**AIM OF THE EXERCISE**
All entries below must be output word for word, and the pictures left behind.

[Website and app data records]

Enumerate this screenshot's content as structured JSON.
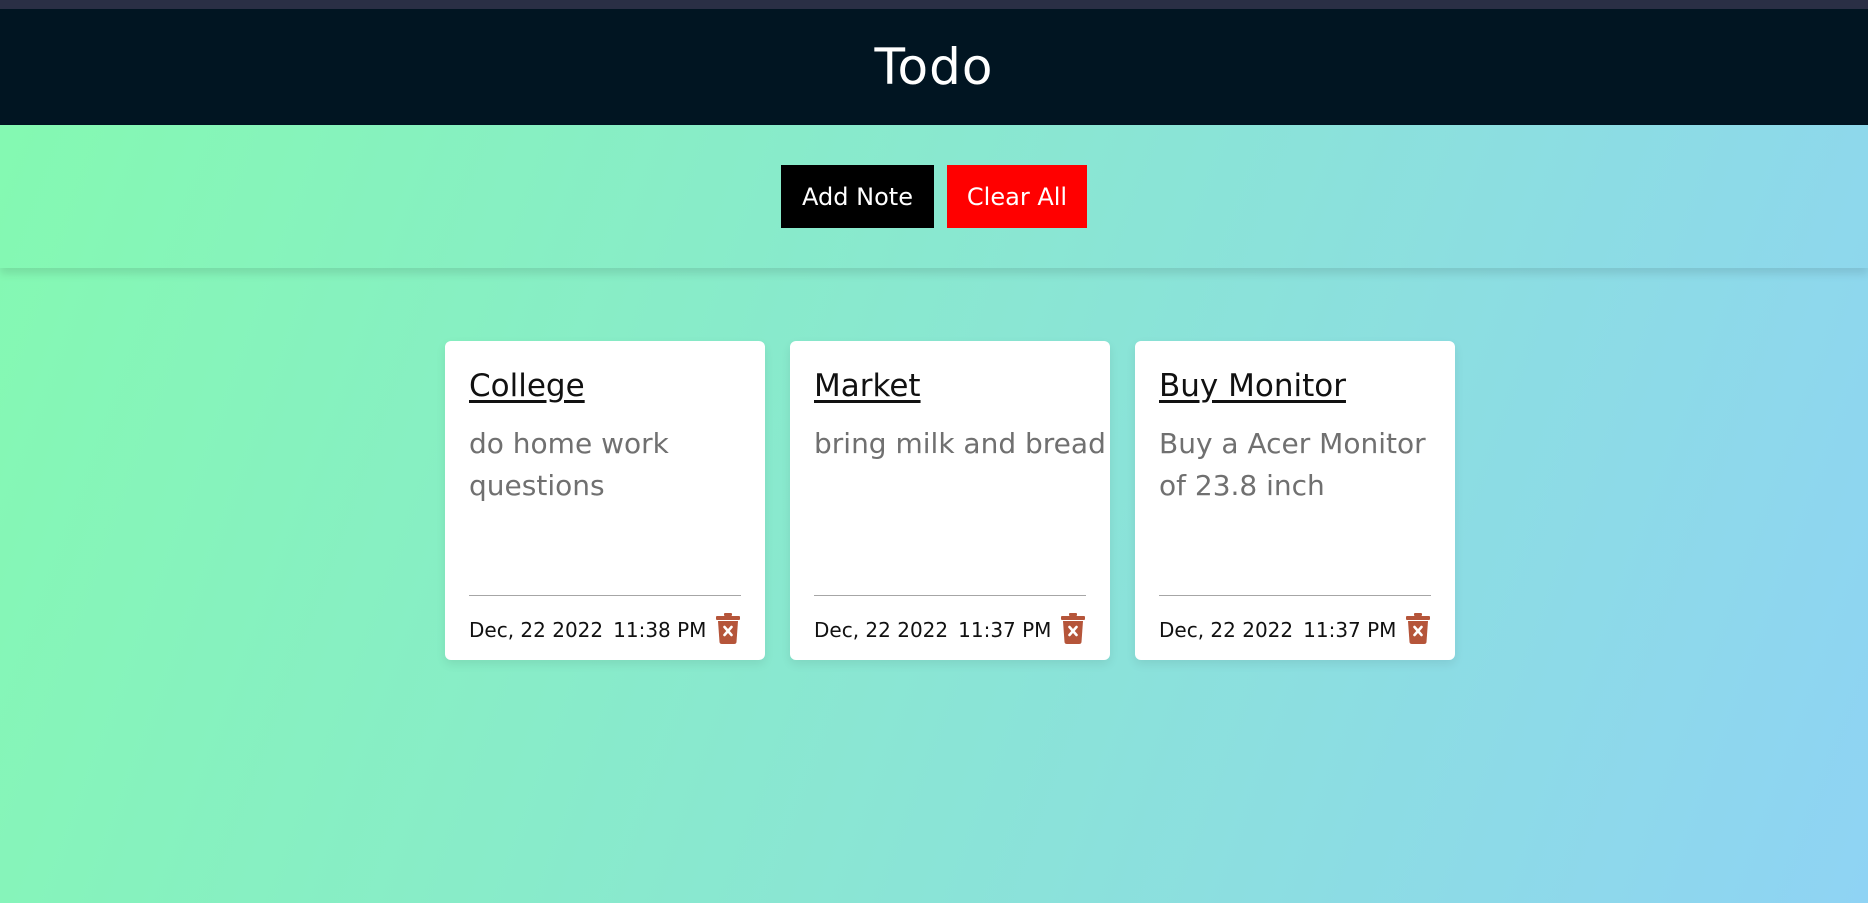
{
  "app": {
    "title": "Todo"
  },
  "toolbar": {
    "add_note_label": "Add Note",
    "clear_all_label": "Clear All"
  },
  "notes": [
    {
      "title": "College",
      "description": "do home work questions",
      "date": "Dec, 22 2022",
      "time": "11:38 PM",
      "delete_icon": "trash-x-icon"
    },
    {
      "title": "Market",
      "description": "bring milk and bread",
      "date": "Dec, 22 2022",
      "time": "11:37 PM",
      "delete_icon": "trash-x-icon"
    },
    {
      "title": "Buy Monitor",
      "description": "Buy a Acer Monitor of 23.8 inch",
      "date": "Dec, 22 2022",
      "time": "11:37 PM",
      "delete_icon": "trash-x-icon"
    }
  ],
  "colors": {
    "header_bg": "#011522",
    "gradient_start": "#84fab0",
    "gradient_end": "#8fd3f4",
    "add_button_bg": "#000000",
    "clear_button_bg": "#ff0000",
    "delete_icon_color": "#b5553a"
  }
}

**ANSWER TO THE EXERCISE**
Enumerate this screenshot's content as structured JSON.
{
  "app": {
    "title": "Todo"
  },
  "toolbar": {
    "add_note_label": "Add Note",
    "clear_all_label": "Clear All"
  },
  "notes": [
    {
      "title": "College",
      "description": "do home work questions",
      "date": "Dec, 22 2022",
      "time": "11:38 PM",
      "delete_icon": "trash-x-icon"
    },
    {
      "title": "Market",
      "description": "bring milk and bread",
      "date": "Dec, 22 2022",
      "time": "11:37 PM",
      "delete_icon": "trash-x-icon"
    },
    {
      "title": "Buy Monitor",
      "description": "Buy a Acer Monitor of 23.8 inch",
      "date": "Dec, 22 2022",
      "time": "11:37 PM",
      "delete_icon": "trash-x-icon"
    }
  ],
  "colors": {
    "header_bg": "#011522",
    "gradient_start": "#84fab0",
    "gradient_end": "#8fd3f4",
    "add_button_bg": "#000000",
    "clear_button_bg": "#ff0000",
    "delete_icon_color": "#b5553a"
  }
}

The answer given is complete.